David M. Rushton, 57, is the first person in the state prosecuted for failing to pay wages.
Rushton was convicted of pattern of unlawful activity, a second-degree felony; attempted unlawful dealing with property by fiduciary, a third-degree felony; and a payment of wages violation, a class A misdemeanor.
"It's a big deal, and not paying your employees, not only is it not cool, it's just bad," said Paul Murphy, spokesman for the Utah Attorney General's Office.
Rushton founded Sensory Sweep Studio, later renamed Fooptube LLC, in 2005. The company helped to develop games including "Tiger Woods PGA Tour 2005," "Street Fighter II: Hyper Fighting" and "Need for Speed: Most Wanted." Fooptube is now defunct.
Former Fooptube programmer Todd Smith said he first noticed trouble when his 401(k) contributions started showing up months late. Then, Smith said, he and other workers realized withholdings were being used to cover payroll. Not long after that, the paychecks stopped.
"If he really meant well, he wouldn't have been lying to us about the situation in the company," Smith said Thursday. "He would have told us what was really going on, and if we had the same goals, we would have stuck around."
Smith said the decision to leave was difficult because Rushton was a nice guy and had been well-liked.
"He lied to us about how things were really going and the outlook for the company in order to get us to stay without pay," Smith said. "He made sure that he kept paying the insurance because a lot of people stuck around without pay because they still had insurance and had medical problems."
While Ruston's case is unique, wage claim files happen all the time in Utah.
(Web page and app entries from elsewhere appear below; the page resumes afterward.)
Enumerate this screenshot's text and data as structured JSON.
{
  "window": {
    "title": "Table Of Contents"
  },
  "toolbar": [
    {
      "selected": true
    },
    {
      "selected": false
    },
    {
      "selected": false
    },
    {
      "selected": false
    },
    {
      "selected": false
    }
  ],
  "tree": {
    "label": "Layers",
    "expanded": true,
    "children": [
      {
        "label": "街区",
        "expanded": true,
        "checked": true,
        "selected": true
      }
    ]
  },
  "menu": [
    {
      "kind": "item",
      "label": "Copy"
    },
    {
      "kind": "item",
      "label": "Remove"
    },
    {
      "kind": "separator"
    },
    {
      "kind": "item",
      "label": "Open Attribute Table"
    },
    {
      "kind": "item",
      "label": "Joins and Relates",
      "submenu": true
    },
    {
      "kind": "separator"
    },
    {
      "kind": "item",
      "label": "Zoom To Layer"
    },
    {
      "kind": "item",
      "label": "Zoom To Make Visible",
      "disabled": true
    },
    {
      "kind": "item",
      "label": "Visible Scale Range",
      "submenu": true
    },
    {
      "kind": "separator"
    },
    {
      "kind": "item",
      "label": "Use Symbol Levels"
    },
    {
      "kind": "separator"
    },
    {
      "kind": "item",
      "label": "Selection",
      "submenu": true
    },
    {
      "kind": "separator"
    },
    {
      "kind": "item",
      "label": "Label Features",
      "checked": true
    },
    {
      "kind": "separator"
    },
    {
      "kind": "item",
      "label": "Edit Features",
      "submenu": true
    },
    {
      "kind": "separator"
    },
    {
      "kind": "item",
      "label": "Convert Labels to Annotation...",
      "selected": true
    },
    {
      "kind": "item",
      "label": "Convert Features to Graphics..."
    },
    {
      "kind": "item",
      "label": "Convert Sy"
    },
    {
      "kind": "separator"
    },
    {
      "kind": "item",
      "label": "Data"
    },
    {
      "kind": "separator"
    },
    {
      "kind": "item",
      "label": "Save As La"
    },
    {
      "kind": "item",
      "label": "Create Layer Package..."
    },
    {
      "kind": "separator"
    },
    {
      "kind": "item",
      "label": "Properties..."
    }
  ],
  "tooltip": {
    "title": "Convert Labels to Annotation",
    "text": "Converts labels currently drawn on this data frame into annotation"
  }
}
According to the Utah Labor Commission, there were 1,500 cases in the past fiscal year. In 2009, when 95 workers — half of Fooptube's employees — started filing against Rushton, there were 2,700 claims filed.
Brent Asay, manager of the state's Wage Claim Unit, said workers should file as soon as the paychecks stop.
"If they start seeing the employer miss a pay day or another one after that, that should send off red flags in their mind that, ‘Maybe I should look for another job,'" he said.
The Utah Attorney General's Office prosecuted Rushton for failing to pay taxes and he was sentenced in 2010 to 18 months in jail and ordered to pay $516,816 for tax fraud and pattern of unlawful activity for the non-payment of income and withholding taxes.
There is an incentive for him to pay back his employees. After he serves a year in jail, he'll be put out on probation.
"While he's on probation, he will have to make a serious effort to pay restitution," Murphy said. "If not, he could face going to prison."
"I'm not sure if we'll see anything," Smith said. "I'm not expecting it personally."
To file a claim, it has to be for $50 to $10,000 and it can't be from more than a year ago. More information is available at laborcommission.utah.gov.